● PROBLEM STATEMENT
Your task is to gather the lines below that hold the string "face".

(Dataset entries)
= = = = =

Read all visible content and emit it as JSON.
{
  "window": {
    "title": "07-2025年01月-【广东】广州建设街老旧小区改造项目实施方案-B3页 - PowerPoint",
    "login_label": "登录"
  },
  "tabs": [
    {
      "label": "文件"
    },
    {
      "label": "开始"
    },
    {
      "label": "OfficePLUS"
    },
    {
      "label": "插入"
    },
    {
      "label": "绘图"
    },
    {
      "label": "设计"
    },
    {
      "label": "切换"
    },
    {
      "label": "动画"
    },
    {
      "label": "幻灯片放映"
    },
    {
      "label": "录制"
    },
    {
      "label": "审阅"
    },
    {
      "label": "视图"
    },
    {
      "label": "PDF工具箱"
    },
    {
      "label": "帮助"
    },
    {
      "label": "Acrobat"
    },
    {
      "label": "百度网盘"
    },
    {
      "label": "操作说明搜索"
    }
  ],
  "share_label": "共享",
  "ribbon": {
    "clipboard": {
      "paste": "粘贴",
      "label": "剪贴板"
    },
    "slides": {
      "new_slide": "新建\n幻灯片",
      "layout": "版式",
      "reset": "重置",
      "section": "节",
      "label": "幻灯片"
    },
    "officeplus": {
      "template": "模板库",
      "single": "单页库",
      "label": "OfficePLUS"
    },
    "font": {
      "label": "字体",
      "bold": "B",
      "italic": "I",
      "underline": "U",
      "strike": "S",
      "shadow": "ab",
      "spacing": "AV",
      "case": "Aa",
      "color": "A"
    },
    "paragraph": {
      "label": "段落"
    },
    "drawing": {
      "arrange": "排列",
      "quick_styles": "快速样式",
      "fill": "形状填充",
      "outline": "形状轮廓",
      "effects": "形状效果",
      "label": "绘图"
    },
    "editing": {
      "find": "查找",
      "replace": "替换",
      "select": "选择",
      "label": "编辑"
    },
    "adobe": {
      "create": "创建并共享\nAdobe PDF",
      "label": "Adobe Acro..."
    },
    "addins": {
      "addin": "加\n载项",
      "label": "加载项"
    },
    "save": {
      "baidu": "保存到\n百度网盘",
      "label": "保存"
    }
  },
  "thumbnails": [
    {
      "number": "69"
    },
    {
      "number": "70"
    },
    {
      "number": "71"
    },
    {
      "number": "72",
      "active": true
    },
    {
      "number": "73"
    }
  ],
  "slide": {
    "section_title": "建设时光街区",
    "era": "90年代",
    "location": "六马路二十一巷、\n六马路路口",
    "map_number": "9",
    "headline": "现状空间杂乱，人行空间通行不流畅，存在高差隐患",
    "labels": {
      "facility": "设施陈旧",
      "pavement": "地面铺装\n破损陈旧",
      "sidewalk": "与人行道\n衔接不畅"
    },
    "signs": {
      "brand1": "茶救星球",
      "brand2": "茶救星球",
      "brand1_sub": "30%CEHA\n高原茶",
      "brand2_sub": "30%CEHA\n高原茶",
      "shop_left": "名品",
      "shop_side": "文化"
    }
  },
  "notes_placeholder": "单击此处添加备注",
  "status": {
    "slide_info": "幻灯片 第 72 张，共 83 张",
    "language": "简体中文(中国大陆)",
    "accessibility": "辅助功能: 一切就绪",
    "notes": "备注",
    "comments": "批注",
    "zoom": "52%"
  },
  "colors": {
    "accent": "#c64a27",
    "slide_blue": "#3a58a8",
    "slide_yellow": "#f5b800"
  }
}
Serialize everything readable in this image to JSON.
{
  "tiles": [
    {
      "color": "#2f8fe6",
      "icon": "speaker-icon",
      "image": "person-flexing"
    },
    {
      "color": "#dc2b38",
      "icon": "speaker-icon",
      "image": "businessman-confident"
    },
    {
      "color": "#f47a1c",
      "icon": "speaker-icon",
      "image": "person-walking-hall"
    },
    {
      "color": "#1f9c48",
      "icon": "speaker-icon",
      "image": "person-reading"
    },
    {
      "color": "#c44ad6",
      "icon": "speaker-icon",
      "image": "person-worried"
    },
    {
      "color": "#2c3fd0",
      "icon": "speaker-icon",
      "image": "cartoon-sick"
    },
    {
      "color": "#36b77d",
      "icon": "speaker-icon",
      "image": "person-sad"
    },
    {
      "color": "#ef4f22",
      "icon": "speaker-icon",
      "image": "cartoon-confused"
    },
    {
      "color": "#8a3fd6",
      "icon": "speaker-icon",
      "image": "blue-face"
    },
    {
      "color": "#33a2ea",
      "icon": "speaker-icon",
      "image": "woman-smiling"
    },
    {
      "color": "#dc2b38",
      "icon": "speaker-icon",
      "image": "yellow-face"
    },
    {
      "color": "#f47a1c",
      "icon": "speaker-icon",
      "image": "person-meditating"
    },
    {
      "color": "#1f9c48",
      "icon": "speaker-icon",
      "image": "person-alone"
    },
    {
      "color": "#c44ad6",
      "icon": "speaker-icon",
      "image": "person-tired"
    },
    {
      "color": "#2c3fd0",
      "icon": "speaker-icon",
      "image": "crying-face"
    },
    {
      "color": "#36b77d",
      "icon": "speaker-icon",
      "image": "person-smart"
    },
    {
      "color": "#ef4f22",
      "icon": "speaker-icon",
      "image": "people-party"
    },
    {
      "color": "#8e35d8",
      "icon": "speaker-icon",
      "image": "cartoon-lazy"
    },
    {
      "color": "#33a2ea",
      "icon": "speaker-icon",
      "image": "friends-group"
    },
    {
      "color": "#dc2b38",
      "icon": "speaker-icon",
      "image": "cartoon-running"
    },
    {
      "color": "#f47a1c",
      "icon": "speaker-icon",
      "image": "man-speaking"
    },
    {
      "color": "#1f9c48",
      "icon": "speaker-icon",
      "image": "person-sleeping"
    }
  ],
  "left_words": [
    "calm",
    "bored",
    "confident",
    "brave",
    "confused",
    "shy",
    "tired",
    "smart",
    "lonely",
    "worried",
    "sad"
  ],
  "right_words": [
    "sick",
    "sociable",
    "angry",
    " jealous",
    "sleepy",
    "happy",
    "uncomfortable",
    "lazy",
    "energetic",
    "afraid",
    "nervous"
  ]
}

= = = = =

● TASK OUTPUT
      "image": "blue-face"
      "image": "yellow-face"
      "image": "crying-face"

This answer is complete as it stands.